There is no simple answer to this question. As no two brain injuries are alike, recovery outcomes are different for each individual. The extent of recovery depends on a variety of factors, including the area of the brain injured, the severity of the injury, as well as treatment and rehabilitation. The medical and rehabilitation team will work with the individual and their family to develop goals and will work collaboratively in the best interest of the individual. Return to functional skills can take years for some patients.

Does brain injury affect children differently?

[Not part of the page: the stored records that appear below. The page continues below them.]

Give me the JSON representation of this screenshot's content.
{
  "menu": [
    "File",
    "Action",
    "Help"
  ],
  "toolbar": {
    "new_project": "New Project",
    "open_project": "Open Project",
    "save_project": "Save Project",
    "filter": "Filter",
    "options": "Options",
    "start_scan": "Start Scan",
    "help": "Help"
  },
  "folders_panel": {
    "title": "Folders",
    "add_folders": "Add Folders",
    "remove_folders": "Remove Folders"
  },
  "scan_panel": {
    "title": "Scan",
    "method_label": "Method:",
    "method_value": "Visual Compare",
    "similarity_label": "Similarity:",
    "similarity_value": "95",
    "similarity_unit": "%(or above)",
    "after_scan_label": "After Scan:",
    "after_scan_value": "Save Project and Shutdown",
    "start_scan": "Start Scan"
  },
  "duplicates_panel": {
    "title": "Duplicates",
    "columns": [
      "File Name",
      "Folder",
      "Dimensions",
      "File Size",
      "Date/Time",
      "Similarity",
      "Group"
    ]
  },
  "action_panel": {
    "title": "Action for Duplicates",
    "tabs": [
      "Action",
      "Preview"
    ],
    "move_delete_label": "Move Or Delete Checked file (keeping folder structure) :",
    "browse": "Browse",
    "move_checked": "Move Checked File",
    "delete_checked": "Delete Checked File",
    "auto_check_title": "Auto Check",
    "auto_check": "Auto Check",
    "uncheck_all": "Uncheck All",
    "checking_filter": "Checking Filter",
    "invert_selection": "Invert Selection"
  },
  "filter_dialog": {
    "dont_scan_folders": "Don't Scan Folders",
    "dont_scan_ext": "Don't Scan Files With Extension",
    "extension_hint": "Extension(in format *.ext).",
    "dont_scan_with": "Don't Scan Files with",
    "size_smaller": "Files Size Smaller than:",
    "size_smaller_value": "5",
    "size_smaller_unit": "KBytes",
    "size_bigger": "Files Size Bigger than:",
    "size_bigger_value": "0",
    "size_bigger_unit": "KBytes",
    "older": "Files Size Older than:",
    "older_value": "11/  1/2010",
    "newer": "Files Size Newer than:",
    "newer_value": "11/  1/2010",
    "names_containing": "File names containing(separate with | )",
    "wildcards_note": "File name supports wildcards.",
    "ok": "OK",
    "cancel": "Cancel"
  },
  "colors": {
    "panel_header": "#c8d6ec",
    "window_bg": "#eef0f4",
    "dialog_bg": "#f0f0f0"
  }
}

Brain injury presents with the same signs and symptoms of adults with the acute changes affecting an individual’s alertness, memory, and the ability to process information. However, the cognitive effects of the brain injury are amplified by their young age. Therefore, the younger you are, the cognitive and neurobehavioural outcome is likely to be long-term. This is because the injury is occurring to the brain and the injury affects your ability to learn new information rather than affecting your ability to retain old information. Young children are just starting out their academic learning career and if they have an acquired brain injury, it affects the efficiency of their learning, or their speed and effectiveness of learning. This puts them at a real disadvantage over the long-term in comparison to adults who with a similar brain injury will have retained a great deal of old information that they have already learned and can build upon.